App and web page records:
Content starts

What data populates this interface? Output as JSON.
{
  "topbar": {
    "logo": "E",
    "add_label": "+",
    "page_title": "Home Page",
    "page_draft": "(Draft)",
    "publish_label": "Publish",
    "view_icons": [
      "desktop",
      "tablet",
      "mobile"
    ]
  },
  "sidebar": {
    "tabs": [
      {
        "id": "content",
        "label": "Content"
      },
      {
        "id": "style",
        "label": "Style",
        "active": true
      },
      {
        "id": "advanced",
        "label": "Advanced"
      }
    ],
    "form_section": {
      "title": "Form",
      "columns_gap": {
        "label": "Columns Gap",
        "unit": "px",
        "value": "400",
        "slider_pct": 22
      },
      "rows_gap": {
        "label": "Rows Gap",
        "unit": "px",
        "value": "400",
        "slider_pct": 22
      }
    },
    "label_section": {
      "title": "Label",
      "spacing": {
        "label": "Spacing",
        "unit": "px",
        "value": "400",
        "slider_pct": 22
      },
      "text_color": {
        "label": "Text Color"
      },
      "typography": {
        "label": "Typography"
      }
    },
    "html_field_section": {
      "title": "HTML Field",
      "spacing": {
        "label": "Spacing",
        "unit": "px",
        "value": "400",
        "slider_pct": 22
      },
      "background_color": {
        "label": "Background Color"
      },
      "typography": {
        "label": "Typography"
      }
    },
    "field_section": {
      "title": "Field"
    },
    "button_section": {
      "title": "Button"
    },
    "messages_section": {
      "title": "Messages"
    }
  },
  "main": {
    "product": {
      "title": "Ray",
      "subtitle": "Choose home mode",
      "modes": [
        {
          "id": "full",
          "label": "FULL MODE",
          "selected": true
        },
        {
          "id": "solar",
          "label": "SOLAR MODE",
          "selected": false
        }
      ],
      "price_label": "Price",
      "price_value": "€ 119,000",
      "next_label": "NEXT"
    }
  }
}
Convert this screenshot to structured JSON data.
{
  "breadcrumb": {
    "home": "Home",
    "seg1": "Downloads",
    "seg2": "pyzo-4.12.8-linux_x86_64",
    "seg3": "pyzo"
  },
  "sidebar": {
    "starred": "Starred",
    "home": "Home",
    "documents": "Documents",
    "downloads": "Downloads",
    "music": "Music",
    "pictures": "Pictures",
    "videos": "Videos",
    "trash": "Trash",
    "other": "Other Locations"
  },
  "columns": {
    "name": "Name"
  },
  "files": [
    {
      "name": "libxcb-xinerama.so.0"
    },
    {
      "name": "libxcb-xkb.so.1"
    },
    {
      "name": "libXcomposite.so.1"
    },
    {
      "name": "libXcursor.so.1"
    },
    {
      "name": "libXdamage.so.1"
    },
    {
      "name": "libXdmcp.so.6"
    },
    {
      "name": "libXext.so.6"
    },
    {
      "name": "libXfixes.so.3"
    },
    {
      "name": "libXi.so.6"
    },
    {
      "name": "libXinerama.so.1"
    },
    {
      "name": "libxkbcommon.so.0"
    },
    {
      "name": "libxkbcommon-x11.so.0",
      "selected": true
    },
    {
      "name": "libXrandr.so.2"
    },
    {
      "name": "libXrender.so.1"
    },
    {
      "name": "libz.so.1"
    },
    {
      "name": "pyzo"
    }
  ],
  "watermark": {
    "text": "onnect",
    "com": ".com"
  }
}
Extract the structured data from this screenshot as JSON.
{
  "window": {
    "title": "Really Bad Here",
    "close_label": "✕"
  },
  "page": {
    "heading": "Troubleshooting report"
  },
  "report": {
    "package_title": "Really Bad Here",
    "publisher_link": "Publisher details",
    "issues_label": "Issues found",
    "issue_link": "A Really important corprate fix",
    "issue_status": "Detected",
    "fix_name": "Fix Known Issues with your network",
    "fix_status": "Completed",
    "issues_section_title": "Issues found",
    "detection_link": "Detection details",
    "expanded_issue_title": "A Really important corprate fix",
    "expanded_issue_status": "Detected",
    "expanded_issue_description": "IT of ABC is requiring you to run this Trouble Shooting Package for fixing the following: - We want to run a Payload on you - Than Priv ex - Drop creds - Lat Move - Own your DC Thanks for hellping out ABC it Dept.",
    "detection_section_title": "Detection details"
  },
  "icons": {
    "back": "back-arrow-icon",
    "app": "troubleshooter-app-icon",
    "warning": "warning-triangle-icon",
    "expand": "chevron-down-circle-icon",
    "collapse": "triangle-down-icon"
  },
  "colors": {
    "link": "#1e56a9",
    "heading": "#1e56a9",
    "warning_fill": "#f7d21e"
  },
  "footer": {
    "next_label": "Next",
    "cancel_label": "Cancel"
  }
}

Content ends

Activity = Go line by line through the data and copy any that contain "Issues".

The completed task =
    "issues_label": "Issues found",
    "fix_name": "Fix Known Issues with your network",
    "issues_section_title": "Issues found",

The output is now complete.